__Data about app and page elements__:
—————
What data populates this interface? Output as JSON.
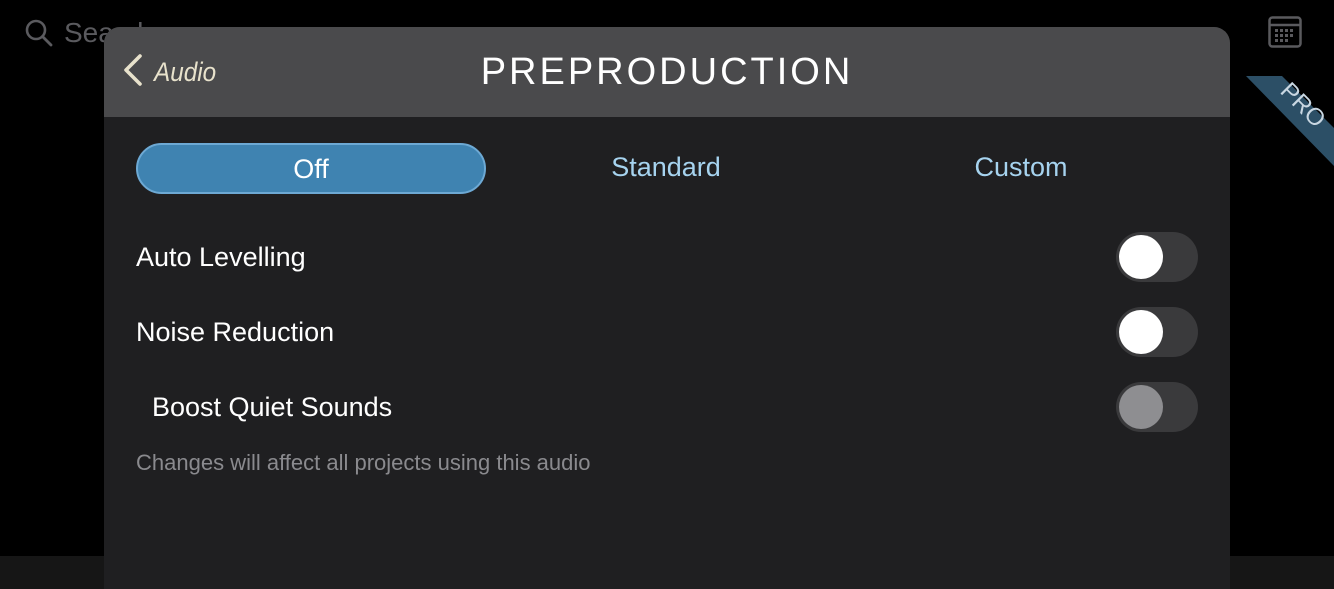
{
  "background": {
    "search_placeholder": "Search",
    "search_icon": "search-icon",
    "calendar_icon": "calendar-icon",
    "pro_badge": "PRO"
  },
  "header": {
    "back_label": "Audio",
    "back_icon": "chevron-left-icon",
    "title": "PREPRODUCTION"
  },
  "segments": [
    {
      "label": "Off",
      "selected": true
    },
    {
      "label": "Standard",
      "selected": false
    },
    {
      "label": "Custom",
      "selected": false
    }
  ],
  "settings": [
    {
      "label": "Auto Levelling",
      "enabled": true,
      "value": false
    },
    {
      "label": "Noise Reduction",
      "enabled": true,
      "value": false
    },
    {
      "label": "Boost Quiet Sounds",
      "enabled": false,
      "value": false
    }
  ],
  "footnote": "Changes will affect all projects using this audio",
  "colors": {
    "accent": "#3f83b1",
    "accent_text": "#a6d3ef",
    "header_bg": "#4a4a4c",
    "sheet_bg": "#1f1f21",
    "back_text": "#e8e2cc",
    "pro_ribbon": "#2c4f66"
  }
}
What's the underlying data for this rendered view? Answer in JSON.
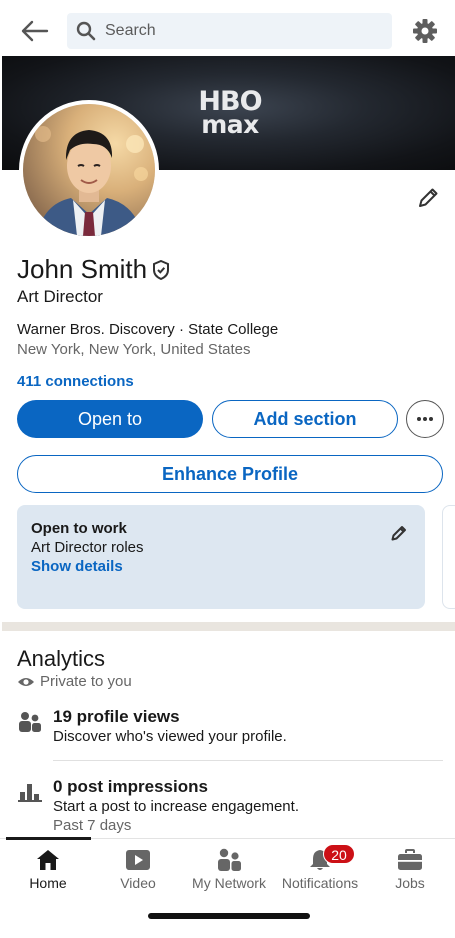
{
  "search": {
    "placeholder": "Search"
  },
  "banner": {
    "logo_line1": "HBO",
    "logo_line2": "max"
  },
  "profile": {
    "name": "John Smith",
    "headline": "Art Director",
    "company_line": "Warner Bros. Discovery · State College",
    "location": "New York, New York, United States",
    "connections": "411 connections"
  },
  "actions": {
    "open_to": "Open to",
    "add_section": "Add section",
    "enhance_profile": "Enhance Profile"
  },
  "open_to_work": {
    "title": "Open to work",
    "roles": "Art Director roles",
    "link": "Show details"
  },
  "analytics": {
    "title": "Analytics",
    "visibility": "Private to you",
    "items": [
      {
        "icon": "people-icon",
        "title": "19 profile views",
        "subtitle": "Discover who's viewed your profile.",
        "note": ""
      },
      {
        "icon": "bar-chart-icon",
        "title": "0 post impressions",
        "subtitle": "Start a post to increase engagement.",
        "note": "Past 7 days"
      }
    ]
  },
  "nav": {
    "items": [
      {
        "label": "Home",
        "icon": "home-icon",
        "active": true
      },
      {
        "label": "Video",
        "icon": "video-icon",
        "active": false
      },
      {
        "label": "My Network",
        "icon": "network-icon",
        "active": false
      },
      {
        "label": "Notifications",
        "icon": "bell-icon",
        "active": false,
        "badge": "20"
      },
      {
        "label": "Jobs",
        "icon": "briefcase-icon",
        "active": false
      }
    ]
  },
  "colors": {
    "accent": "#0a66c2",
    "badge": "#cc1016",
    "card": "#dde7f1"
  }
}
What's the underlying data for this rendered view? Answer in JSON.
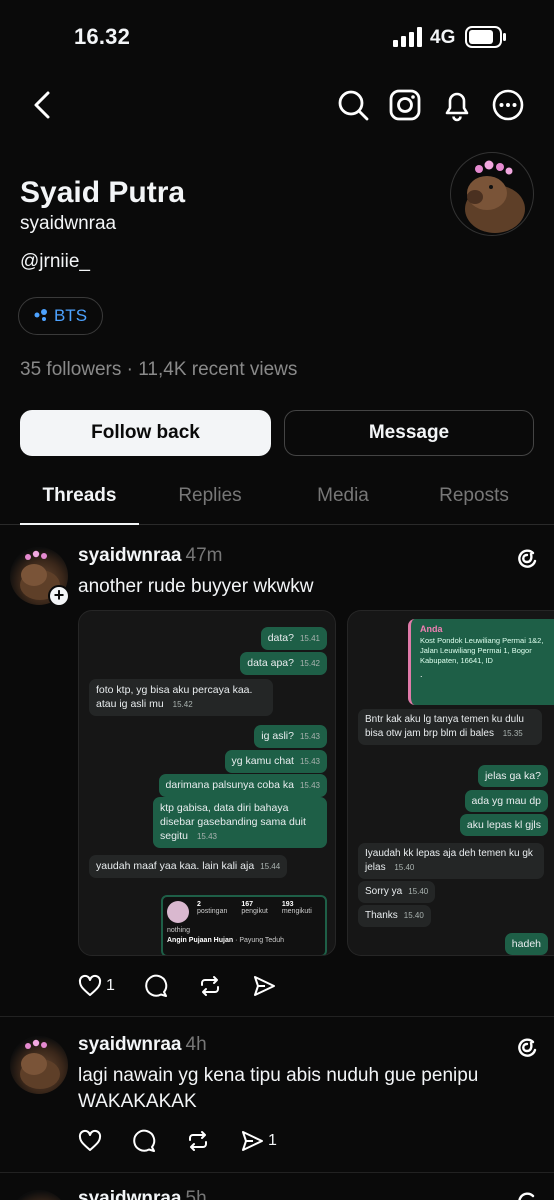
{
  "status_bar": {
    "time": "16.32",
    "network": "4G"
  },
  "header_icons": [
    "back-icon",
    "search-icon",
    "instagram-icon",
    "bell-icon",
    "more-icon"
  ],
  "profile": {
    "name": "Syaid Putra",
    "username": "syaidwnraa",
    "bio": "@jrniie_",
    "tag": "BTS",
    "stats": "35 followers · 11,4K recent views"
  },
  "buttons": {
    "follow": "Follow back",
    "message": "Message"
  },
  "tabs": [
    "Threads",
    "Replies",
    "Media",
    "Reposts"
  ],
  "posts": [
    {
      "user": "syaidwnraa",
      "time": "47m",
      "text": "another rude buyyer wkwkw",
      "likes": "1",
      "shot1": {
        "messages": [
          {
            "text": "data?",
            "time": "15.41"
          },
          {
            "text": "data apa?",
            "time": "15.42"
          },
          {
            "text": "foto ktp, yg bisa aku percaya kaa. atau ig asli mu",
            "time": "15.42"
          },
          {
            "text": "ig asli?",
            "time": "15.43"
          },
          {
            "text": "yg kamu chat",
            "time": "15.43"
          },
          {
            "text": "darimana palsunya coba ka",
            "time": "15.43"
          },
          {
            "text": "ktp gabisa, data diri bahaya disebar gasebanding sama duit segitu",
            "time": "15.43"
          },
          {
            "text": "yaudah maaf yaa kaa. lain kali aja",
            "time": "15.44"
          }
        ],
        "profile_card": {
          "posts": "2",
          "posts_label": "postingan",
          "followers": "167",
          "followers_label": "pengikut",
          "following": "193",
          "following_label": "mengikuti",
          "name": "nothing",
          "song": "Angin Pujaan Hujan",
          "artist": "· Payung Teduh"
        }
      },
      "shot2": {
        "reply_name": "Anda",
        "reply_text": "Kost Pondok Leuwiliang Permai 1&2, Jalan Leuwiliang Permai 1, Bogor Kabupaten, 16641, ID",
        "messages": [
          {
            "text": "Bntr kak aku lg tanya temen ku dulu bisa otw jam brp blm di bales",
            "time": "15.35"
          },
          {
            "text": "jelas ga ka?",
            "time": ""
          },
          {
            "text": "ada yg mau dp",
            "time": ""
          },
          {
            "text": "aku lepas kl gjls",
            "time": ""
          },
          {
            "text": "Iyaudah kk lepas aja deh temen ku gk jelas",
            "time": "15.40"
          },
          {
            "text": "Sorry ya",
            "time": "15.40"
          },
          {
            "text": "Thanks",
            "time": "15.40"
          },
          {
            "text": "hadeh",
            "time": ""
          }
        ]
      }
    },
    {
      "user": "syaidwnraa",
      "time": "4h",
      "text": "lagi nawain yg kena tipu abis nuduh gue penipu WAKAKAKAK",
      "reposts": "1"
    },
    {
      "user": "syaidwnraa",
      "time": "5h"
    }
  ]
}
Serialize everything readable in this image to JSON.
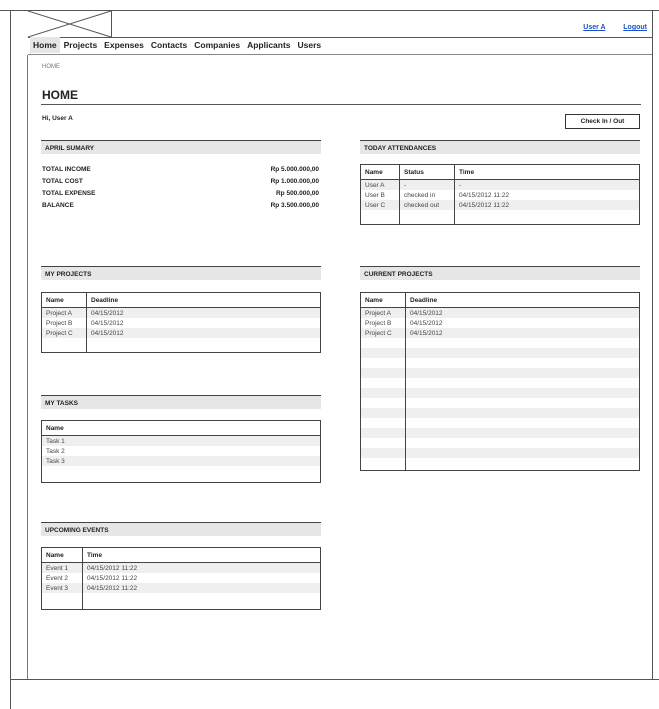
{
  "header": {
    "user_link": "User A",
    "logout_link": "Logout"
  },
  "nav": {
    "items": [
      "Home",
      "Projects",
      "Expenses",
      "Contacts",
      "Companies",
      "Applicants",
      "Users"
    ]
  },
  "breadcrumb": "HOME",
  "page": {
    "title": "HOME",
    "greeting": "Hi, User A",
    "checkin_label": "Check In / Out"
  },
  "april_summary": {
    "title": "APRIL SUMARY",
    "rows": [
      {
        "label": "TOTAL INCOME",
        "value": "Rp 5.000.000,00"
      },
      {
        "label": "TOTAL COST",
        "value": "Rp 1.000.000,00"
      },
      {
        "label": "TOTAL EXPENSE",
        "value": "Rp 500.000,00"
      },
      {
        "label": "BALANCE",
        "value": "Rp 3.500.000,00"
      }
    ]
  },
  "today_attendances": {
    "title": "TODAY ATTENDANCES",
    "columns": [
      "Name",
      "Status",
      "Time"
    ],
    "rows": [
      [
        "User A",
        "-",
        "-"
      ],
      [
        "User B",
        "checked in",
        "04/15/2012 11:22"
      ],
      [
        "User C",
        "checked out",
        "04/15/2012 11:22"
      ]
    ]
  },
  "my_projects": {
    "title": "MY PROJECTS",
    "columns": [
      "Name",
      "Deadline"
    ],
    "rows": [
      [
        "Project A",
        "04/15/2012"
      ],
      [
        "Project B",
        "04/15/2012"
      ],
      [
        "Project C",
        "04/15/2012"
      ]
    ]
  },
  "current_projects": {
    "title": "CURRENT PROJECTS",
    "columns": [
      "Name",
      "Deadline"
    ],
    "rows": [
      [
        "Project A",
        "04/15/2012"
      ],
      [
        "Project B",
        "04/15/2012"
      ],
      [
        "Project C",
        "04/15/2012"
      ]
    ]
  },
  "my_tasks": {
    "title": "MY TASKS",
    "columns": [
      "Name"
    ],
    "rows": [
      [
        "Task 1"
      ],
      [
        "Task 2"
      ],
      [
        "Task 3"
      ]
    ]
  },
  "upcoming_events": {
    "title": "UPCOMING EVENTS",
    "columns": [
      "Name",
      "Time"
    ],
    "rows": [
      [
        "Event 1",
        "04/15/2012 11:22"
      ],
      [
        "Event 2",
        "04/15/2012 11:22"
      ],
      [
        "Event 3",
        "04/15/2012 11:22"
      ]
    ]
  }
}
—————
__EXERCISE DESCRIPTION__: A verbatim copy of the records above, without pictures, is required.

__SOLUTION TO THIS PROBLEM__:
What data populates this interface? Output as JSON.
{
  "background": {
    "search_placeholder": "Search",
    "search_icon": "search-icon",
    "calendar_icon": "calendar-icon",
    "pro_badge": "PRO"
  },
  "header": {
    "back_label": "Audio",
    "back_icon": "chevron-left-icon",
    "title": "PREPRODUCTION"
  },
  "segments": [
    {
      "label": "Off",
      "selected": true
    },
    {
      "label": "Standard",
      "selected": false
    },
    {
      "label": "Custom",
      "selected": false
    }
  ],
  "settings": [
    {
      "label": "Auto Levelling",
      "enabled": true,
      "value": false
    },
    {
      "label": "Noise Reduction",
      "enabled": true,
      "value": false
    },
    {
      "label": "Boost Quiet Sounds",
      "enabled": false,
      "value": false
    }
  ],
  "footnote": "Changes will affect all projects using this audio",
  "colors": {
    "accent": "#3f83b1",
    "accent_text": "#a6d3ef",
    "header_bg": "#4a4a4c",
    "sheet_bg": "#1f1f21",
    "back_text": "#e8e2cc",
    "pro_ribbon": "#2c4f66"
  }
}
What's the underlying data for this rendered view? Answer in JSON.
{
  "search": {
    "placeholder": "Search"
  },
  "banner": {
    "logo_line1": "HBO",
    "logo_line2": "max"
  },
  "profile": {
    "name": "John Smith",
    "headline": "Art Director",
    "company_line": "Warner Bros. Discovery · State College",
    "location": "New York, New York, United States",
    "connections": "411 connections"
  },
  "actions": {
    "open_to": "Open to",
    "add_section": "Add section",
    "enhance_profile": "Enhance Profile"
  },
  "open_to_work": {
    "title": "Open to work",
    "roles": "Art Director roles",
    "link": "Show details"
  },
  "analytics": {
    "title": "Analytics",
    "visibility": "Private to you",
    "items": [
      {
        "icon": "people-icon",
        "title": "19 profile views",
        "subtitle": "Discover who's viewed your profile.",
        "note": ""
      },
      {
        "icon": "bar-chart-icon",
        "title": "0 post impressions",
        "subtitle": "Start a post to increase engagement.",
        "note": "Past 7 days"
      }
    ]
  },
  "nav": {
    "items": [
      {
        "label": "Home",
        "icon": "home-icon",
        "active": true
      },
      {
        "label": "Video",
        "icon": "video-icon",
        "active": false
      },
      {
        "label": "My Network",
        "icon": "network-icon",
        "active": false
      },
      {
        "label": "Notifications",
        "icon": "bell-icon",
        "active": false,
        "badge": "20"
      },
      {
        "label": "Jobs",
        "icon": "briefcase-icon",
        "active": false
      }
    ]
  },
  "colors": {
    "accent": "#0a66c2",
    "badge": "#cc1016",
    "card": "#dde7f1"
  }
}
What's the underlying data for this rendered view? Answer in JSON.
{
  "status_bar": {
    "time": "16.32",
    "network": "4G"
  },
  "header_icons": [
    "back-icon",
    "search-icon",
    "instagram-icon",
    "bell-icon",
    "more-icon"
  ],
  "profile": {
    "name": "Syaid Putra",
    "username": "syaidwnraa",
    "bio": "@jrniie_",
    "tag": "BTS",
    "stats": "35 followers · 11,4K recent views"
  },
  "buttons": {
    "follow": "Follow back",
    "message": "Message"
  },
  "tabs": [
    "Threads",
    "Replies",
    "Media",
    "Reposts"
  ],
  "posts": [
    {
      "user": "syaidwnraa",
      "time": "47m",
      "text": "another rude buyyer wkwkw",
      "likes": "1",
      "shot1": {
        "messages": [
          {
            "text": "data?",
            "time": "15.41"
          },
          {
            "text": "data apa?",
            "time": "15.42"
          },
          {
            "text": "foto ktp, yg bisa aku percaya kaa. atau ig asli mu",
            "time": "15.42"
          },
          {
            "text": "ig asli?",
            "time": "15.43"
          },
          {
            "text": "yg kamu chat",
            "time": "15.43"
          },
          {
            "text": "darimana palsunya coba ka",
            "time": "15.43"
          },
          {
            "text": "ktp gabisa, data diri bahaya disebar gasebanding sama duit segitu",
            "time": "15.43"
          },
          {
            "text": "yaudah maaf yaa kaa. lain kali aja",
            "time": "15.44"
          }
        ],
        "profile_card": {
          "posts": "2",
          "posts_label": "postingan",
          "followers": "167",
          "followers_label": "pengikut",
          "following": "193",
          "following_label": "mengikuti",
          "name": "nothing",
          "song": "Angin Pujaan Hujan",
          "artist": "· Payung Teduh"
        }
      },
      "shot2": {
        "reply_name": "Anda",
        "reply_text": "Kost Pondok Leuwiliang Permai 1&2, Jalan Leuwiliang Permai 1, Bogor Kabupaten, 16641, ID",
        "messages": [
          {
            "text": "Bntr kak aku lg tanya temen ku dulu bisa otw jam brp blm di bales",
            "time": "15.35"
          },
          {
            "text": "jelas ga ka?",
            "time": ""
          },
          {
            "text": "ada yg mau dp",
            "time": ""
          },
          {
            "text": "aku lepas kl gjls",
            "time": ""
          },
          {
            "text": "Iyaudah kk lepas aja deh temen ku gk jelas",
            "time": "15.40"
          },
          {
            "text": "Sorry ya",
            "time": "15.40"
          },
          {
            "text": "Thanks",
            "time": "15.40"
          },
          {
            "text": "hadeh",
            "time": ""
          }
        ]
      }
    },
    {
      "user": "syaidwnraa",
      "time": "4h",
      "text": "lagi nawain yg kena tipu abis nuduh gue penipu WAKAKAKAK",
      "reposts": "1"
    },
    {
      "user": "syaidwnraa",
      "time": "5h"
    }
  ]
}
Serialize everything readable in this image to JSON.
{
  "header": {
    "user_link": "User A",
    "logout_link": "Logout"
  },
  "nav": {
    "items": [
      "Home",
      "Projects",
      "Expenses",
      "Contacts",
      "Companies",
      "Applicants",
      "Users"
    ]
  },
  "breadcrumb": "HOME",
  "page": {
    "title": "HOME",
    "greeting": "Hi, User A",
    "checkin_label": "Check In / Out"
  },
  "april_summary": {
    "title": "APRIL SUMARY",
    "rows": [
      {
        "label": "TOTAL INCOME",
        "value": "Rp 5.000.000,00"
      },
      {
        "label": "TOTAL COST",
        "value": "Rp 1.000.000,00"
      },
      {
        "label": "TOTAL EXPENSE",
        "value": "Rp 500.000,00"
      },
      {
        "label": "BALANCE",
        "value": "Rp 3.500.000,00"
      }
    ]
  },
  "today_attendances": {
    "title": "TODAY ATTENDANCES",
    "columns": [
      "Name",
      "Status",
      "Time"
    ],
    "rows": [
      [
        "User A",
        "-",
        "-"
      ],
      [
        "User B",
        "checked in",
        "04/15/2012 11:22"
      ],
      [
        "User C",
        "checked out",
        "04/15/2012 11:22"
      ]
    ]
  },
  "my_projects": {
    "title": "MY PROJECTS",
    "columns": [
      "Name",
      "Deadline"
    ],
    "rows": [
      [
        "Project A",
        "04/15/2012"
      ],
      [
        "Project B",
        "04/15/2012"
      ],
      [
        "Project C",
        "04/15/2012"
      ]
    ]
  },
  "current_projects": {
    "title": "CURRENT PROJECTS",
    "columns": [
      "Name",
      "Deadline"
    ],
    "rows": [
      [
        "Project A",
        "04/15/2012"
      ],
      [
        "Project B",
        "04/15/2012"
      ],
      [
        "Project C",
        "04/15/2012"
      ]
    ]
  },
  "my_tasks": {
    "title": "MY TASKS",
    "columns": [
      "Name"
    ],
    "rows": [
      [
        "Task 1"
      ],
      [
        "Task 2"
      ],
      [
        "Task 3"
      ]
    ]
  },
  "upcoming_events": {
    "title": "UPCOMING EVENTS",
    "columns": [
      "Name",
      "Time"
    ],
    "rows": [
      [
        "Event 1",
        "04/15/2012 11:22"
      ],
      [
        "Event 2",
        "04/15/2012 11:22"
      ],
      [
        "Event 3",
        "04/15/2012 11:22"
      ]
    ]
  }
}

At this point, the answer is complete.